▶ Excerpted records
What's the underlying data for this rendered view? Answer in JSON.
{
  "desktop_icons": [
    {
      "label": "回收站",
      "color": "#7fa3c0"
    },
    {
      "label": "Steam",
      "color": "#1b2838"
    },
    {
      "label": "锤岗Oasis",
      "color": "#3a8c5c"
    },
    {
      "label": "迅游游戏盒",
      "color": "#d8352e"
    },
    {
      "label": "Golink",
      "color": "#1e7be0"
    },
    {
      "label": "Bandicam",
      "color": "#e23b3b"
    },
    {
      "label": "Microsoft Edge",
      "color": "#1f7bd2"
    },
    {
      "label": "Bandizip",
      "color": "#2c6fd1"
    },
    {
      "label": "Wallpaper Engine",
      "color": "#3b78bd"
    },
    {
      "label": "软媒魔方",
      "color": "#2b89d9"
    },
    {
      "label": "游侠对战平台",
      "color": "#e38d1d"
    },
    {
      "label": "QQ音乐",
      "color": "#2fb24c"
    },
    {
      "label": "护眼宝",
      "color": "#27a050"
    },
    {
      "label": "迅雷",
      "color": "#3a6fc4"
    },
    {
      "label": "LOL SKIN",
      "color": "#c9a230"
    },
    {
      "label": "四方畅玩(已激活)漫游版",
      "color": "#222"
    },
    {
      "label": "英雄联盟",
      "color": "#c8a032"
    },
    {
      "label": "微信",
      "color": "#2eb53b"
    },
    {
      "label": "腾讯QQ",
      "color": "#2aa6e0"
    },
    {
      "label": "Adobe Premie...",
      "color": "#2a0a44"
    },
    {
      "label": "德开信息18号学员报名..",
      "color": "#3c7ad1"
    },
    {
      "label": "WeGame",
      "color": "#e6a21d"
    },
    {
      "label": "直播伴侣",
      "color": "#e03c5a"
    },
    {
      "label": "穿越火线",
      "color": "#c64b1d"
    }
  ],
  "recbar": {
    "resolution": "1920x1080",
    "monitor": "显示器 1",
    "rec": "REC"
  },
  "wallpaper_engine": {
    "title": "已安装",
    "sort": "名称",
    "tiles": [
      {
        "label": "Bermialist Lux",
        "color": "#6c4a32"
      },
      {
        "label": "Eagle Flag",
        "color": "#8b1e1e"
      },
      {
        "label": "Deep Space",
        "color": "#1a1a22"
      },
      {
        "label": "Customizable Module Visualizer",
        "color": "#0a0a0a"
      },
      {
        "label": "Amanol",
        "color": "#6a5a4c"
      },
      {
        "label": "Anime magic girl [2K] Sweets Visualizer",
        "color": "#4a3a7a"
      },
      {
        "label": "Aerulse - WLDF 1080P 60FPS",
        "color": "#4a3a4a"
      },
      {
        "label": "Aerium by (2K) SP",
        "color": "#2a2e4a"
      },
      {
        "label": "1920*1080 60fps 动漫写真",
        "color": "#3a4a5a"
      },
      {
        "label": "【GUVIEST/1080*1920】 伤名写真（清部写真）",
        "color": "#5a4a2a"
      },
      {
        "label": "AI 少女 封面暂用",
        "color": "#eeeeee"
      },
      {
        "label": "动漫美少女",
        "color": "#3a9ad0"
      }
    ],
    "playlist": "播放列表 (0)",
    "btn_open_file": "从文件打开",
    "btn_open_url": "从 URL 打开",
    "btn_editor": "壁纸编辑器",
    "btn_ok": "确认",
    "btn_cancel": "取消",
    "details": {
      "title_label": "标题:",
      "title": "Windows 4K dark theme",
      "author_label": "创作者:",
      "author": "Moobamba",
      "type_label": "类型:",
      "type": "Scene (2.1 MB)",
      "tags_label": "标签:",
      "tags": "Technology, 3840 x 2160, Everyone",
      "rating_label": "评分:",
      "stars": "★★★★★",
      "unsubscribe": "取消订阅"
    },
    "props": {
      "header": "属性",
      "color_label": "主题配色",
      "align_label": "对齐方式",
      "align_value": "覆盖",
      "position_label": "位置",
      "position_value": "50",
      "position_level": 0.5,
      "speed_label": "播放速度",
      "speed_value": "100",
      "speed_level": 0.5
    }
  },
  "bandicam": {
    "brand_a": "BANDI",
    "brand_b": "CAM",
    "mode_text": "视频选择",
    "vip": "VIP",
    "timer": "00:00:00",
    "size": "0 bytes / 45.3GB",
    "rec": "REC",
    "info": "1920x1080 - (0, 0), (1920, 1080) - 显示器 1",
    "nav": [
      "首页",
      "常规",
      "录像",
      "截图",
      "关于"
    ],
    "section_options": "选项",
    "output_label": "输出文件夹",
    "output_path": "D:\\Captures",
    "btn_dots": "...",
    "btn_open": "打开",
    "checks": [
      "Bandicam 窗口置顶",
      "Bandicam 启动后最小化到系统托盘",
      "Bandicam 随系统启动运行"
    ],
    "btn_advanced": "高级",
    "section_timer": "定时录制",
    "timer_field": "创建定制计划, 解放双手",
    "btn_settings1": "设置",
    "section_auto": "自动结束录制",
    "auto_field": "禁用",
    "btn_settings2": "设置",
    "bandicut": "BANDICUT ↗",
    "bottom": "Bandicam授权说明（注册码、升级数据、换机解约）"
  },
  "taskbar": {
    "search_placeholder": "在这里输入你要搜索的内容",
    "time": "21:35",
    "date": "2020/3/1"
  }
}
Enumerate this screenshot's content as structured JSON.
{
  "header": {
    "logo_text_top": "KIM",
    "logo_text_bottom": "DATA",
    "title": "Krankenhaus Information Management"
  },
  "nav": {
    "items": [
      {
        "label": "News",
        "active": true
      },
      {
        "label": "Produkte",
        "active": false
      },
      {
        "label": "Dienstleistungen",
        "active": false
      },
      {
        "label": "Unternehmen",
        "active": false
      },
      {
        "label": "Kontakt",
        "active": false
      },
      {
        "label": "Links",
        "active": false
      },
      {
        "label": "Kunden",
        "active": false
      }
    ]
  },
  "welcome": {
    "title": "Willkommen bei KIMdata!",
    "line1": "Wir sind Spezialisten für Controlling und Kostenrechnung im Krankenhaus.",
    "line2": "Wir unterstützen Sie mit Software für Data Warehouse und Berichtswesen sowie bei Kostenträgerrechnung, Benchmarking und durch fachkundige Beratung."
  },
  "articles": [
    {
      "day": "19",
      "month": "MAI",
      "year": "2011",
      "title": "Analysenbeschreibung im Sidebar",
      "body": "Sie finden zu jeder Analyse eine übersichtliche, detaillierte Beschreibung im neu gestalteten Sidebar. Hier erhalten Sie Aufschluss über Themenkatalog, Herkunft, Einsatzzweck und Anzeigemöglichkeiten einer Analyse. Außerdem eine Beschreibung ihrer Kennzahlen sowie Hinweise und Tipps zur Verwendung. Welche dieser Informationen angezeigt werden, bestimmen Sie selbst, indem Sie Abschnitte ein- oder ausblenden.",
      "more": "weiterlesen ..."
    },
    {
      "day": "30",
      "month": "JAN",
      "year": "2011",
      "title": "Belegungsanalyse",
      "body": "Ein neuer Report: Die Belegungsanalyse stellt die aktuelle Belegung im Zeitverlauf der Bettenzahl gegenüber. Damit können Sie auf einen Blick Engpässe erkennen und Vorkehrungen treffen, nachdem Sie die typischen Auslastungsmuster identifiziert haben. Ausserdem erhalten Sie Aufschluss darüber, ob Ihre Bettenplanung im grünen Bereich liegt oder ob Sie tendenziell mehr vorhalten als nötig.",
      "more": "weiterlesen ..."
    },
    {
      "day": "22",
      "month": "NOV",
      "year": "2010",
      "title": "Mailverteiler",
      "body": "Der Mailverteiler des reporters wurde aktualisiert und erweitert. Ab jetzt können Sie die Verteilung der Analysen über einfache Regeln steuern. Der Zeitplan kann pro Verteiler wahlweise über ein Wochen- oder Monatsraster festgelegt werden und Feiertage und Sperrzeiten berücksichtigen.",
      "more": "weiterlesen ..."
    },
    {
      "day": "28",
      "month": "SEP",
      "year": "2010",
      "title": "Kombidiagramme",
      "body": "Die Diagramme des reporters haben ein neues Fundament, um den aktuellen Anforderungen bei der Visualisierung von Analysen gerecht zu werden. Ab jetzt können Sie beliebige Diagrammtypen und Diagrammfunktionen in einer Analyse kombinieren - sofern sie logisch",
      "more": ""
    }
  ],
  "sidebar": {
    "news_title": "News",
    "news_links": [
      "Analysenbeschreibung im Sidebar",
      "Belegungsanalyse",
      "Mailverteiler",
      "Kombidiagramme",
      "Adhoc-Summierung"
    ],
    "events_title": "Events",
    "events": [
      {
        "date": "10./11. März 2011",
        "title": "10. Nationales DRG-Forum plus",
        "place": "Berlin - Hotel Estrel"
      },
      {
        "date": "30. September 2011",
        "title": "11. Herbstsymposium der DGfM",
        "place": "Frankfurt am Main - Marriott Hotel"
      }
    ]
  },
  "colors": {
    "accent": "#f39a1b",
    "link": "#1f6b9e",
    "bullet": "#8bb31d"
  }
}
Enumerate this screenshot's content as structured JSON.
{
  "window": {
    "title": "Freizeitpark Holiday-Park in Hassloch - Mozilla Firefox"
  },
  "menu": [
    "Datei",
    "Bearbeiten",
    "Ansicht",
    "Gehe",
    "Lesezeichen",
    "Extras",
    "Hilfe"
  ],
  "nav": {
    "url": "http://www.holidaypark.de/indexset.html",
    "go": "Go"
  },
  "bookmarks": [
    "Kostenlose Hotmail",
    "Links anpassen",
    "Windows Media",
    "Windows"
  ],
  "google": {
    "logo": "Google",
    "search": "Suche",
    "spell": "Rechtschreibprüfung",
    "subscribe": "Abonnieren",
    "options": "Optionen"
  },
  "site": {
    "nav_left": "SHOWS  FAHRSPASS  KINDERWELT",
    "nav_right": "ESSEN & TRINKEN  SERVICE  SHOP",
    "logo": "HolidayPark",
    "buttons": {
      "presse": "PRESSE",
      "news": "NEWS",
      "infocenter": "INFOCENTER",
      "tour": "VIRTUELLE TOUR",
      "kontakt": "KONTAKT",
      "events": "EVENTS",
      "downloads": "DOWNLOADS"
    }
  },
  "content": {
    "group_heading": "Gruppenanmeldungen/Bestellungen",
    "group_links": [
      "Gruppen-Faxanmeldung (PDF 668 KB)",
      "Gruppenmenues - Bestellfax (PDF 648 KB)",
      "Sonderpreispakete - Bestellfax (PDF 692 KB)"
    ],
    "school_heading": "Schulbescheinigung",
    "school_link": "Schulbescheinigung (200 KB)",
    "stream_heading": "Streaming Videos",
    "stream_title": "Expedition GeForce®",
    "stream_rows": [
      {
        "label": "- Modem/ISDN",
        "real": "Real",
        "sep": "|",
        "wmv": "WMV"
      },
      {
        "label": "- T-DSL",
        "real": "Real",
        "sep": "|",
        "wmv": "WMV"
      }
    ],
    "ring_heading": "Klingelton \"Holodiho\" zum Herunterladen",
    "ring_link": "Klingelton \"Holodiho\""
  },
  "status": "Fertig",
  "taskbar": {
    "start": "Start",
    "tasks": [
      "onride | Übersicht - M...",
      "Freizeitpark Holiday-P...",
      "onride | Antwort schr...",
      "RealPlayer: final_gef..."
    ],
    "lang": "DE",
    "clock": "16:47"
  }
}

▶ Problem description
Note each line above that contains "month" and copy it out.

▶ Result below
      "month": "MAI",
      "month": "JAN",
      "month": "NOV",
      "month": "SEP",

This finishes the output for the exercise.